**ASSIGNMENT:** What you print must match the data line for line.

── SUPPLIED ENTRIES ──

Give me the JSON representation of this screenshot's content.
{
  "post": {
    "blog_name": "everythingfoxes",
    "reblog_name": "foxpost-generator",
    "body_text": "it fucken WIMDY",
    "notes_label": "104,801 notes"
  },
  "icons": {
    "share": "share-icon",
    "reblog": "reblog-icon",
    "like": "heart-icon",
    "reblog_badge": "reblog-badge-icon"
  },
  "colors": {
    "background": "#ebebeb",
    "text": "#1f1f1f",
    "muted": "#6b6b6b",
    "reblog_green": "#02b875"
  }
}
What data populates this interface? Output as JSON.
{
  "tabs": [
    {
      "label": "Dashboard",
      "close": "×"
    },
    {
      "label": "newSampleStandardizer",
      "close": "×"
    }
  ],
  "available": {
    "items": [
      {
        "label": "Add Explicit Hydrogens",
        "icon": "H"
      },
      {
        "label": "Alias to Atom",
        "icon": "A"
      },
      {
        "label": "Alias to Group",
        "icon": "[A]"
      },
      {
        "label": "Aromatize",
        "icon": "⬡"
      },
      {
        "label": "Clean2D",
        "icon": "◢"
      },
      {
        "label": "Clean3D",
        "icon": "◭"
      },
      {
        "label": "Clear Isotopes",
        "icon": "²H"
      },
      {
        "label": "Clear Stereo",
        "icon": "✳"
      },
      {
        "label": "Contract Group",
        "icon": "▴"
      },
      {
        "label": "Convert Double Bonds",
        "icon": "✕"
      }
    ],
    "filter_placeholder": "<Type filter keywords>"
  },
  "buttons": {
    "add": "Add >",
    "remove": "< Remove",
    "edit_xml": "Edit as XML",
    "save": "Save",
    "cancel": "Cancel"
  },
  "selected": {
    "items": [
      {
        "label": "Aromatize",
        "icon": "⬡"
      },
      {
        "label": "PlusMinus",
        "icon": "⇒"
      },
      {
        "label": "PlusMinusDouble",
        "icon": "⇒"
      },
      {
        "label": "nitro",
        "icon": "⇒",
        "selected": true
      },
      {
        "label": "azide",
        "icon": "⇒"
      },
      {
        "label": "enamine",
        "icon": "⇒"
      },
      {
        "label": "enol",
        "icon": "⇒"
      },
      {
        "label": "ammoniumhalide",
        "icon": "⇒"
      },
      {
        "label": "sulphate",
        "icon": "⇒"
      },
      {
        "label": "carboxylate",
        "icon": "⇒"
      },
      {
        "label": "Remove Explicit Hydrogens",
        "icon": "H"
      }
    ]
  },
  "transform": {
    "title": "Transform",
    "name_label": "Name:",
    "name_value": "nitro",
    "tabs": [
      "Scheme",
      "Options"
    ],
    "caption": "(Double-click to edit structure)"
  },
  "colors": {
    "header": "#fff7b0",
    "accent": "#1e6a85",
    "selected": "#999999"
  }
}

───

**FINISHED EXERCISE:**
Give me the JSON representation of this screenshot's content.
{
  "post": {
    "blog_name": "everythingfoxes",
    "reblog_name": "foxpost-generator",
    "body_text": "it fucken WIMDY",
    "notes_label": "104,801 notes"
  },
  "icons": {
    "share": "share-icon",
    "reblog": "reblog-icon",
    "like": "heart-icon",
    "reblog_badge": "reblog-badge-icon"
  },
  "colors": {
    "background": "#ebebeb",
    "text": "#1f1f1f",
    "muted": "#6b6b6b",
    "reblog_green": "#02b875"
  }
}
What data populates this interface? Output as JSON.
{
  "tabs": [
    {
      "label": "Dashboard",
      "close": "×"
    },
    {
      "label": "newSampleStandardizer",
      "close": "×"
    }
  ],
  "available": {
    "items": [
      {
        "label": "Add Explicit Hydrogens",
        "icon": "H"
      },
      {
        "label": "Alias to Atom",
        "icon": "A"
      },
      {
        "label": "Alias to Group",
        "icon": "[A]"
      },
      {
        "label": "Aromatize",
        "icon": "⬡"
      },
      {
        "label": "Clean2D",
        "icon": "◢"
      },
      {
        "label": "Clean3D",
        "icon": "◭"
      },
      {
        "label": "Clear Isotopes",
        "icon": "²H"
      },
      {
        "label": "Clear Stereo",
        "icon": "✳"
      },
      {
        "label": "Contract Group",
        "icon": "▴"
      },
      {
        "label": "Convert Double Bonds",
        "icon": "✕"
      }
    ],
    "filter_placeholder": "<Type filter keywords>"
  },
  "buttons": {
    "add": "Add >",
    "remove": "< Remove",
    "edit_xml": "Edit as XML",
    "save": "Save",
    "cancel": "Cancel"
  },
  "selected": {
    "items": [
      {
        "label": "Aromatize",
        "icon": "⬡"
      },
      {
        "label": "PlusMinus",
        "icon": "⇒"
      },
      {
        "label": "PlusMinusDouble",
        "icon": "⇒"
      },
      {
        "label": "nitro",
        "icon": "⇒",
        "selected": true
      },
      {
        "label": "azide",
        "icon": "⇒"
      },
      {
        "label": "enamine",
        "icon": "⇒"
      },
      {
        "label": "enol",
        "icon": "⇒"
      },
      {
        "label": "ammoniumhalide",
        "icon": "⇒"
      },
      {
        "label": "sulphate",
        "icon": "⇒"
      },
      {
        "label": "carboxylate",
        "icon": "⇒"
      },
      {
        "label": "Remove Explicit Hydrogens",
        "icon": "H"
      }
    ]
  },
  "transform": {
    "title": "Transform",
    "name_label": "Name:",
    "name_value": "nitro",
    "tabs": [
      "Scheme",
      "Options"
    ],
    "caption": "(Double-click to edit structure)"
  },
  "colors": {
    "header": "#fff7b0",
    "accent": "#1e6a85",
    "selected": "#999999"
  }
}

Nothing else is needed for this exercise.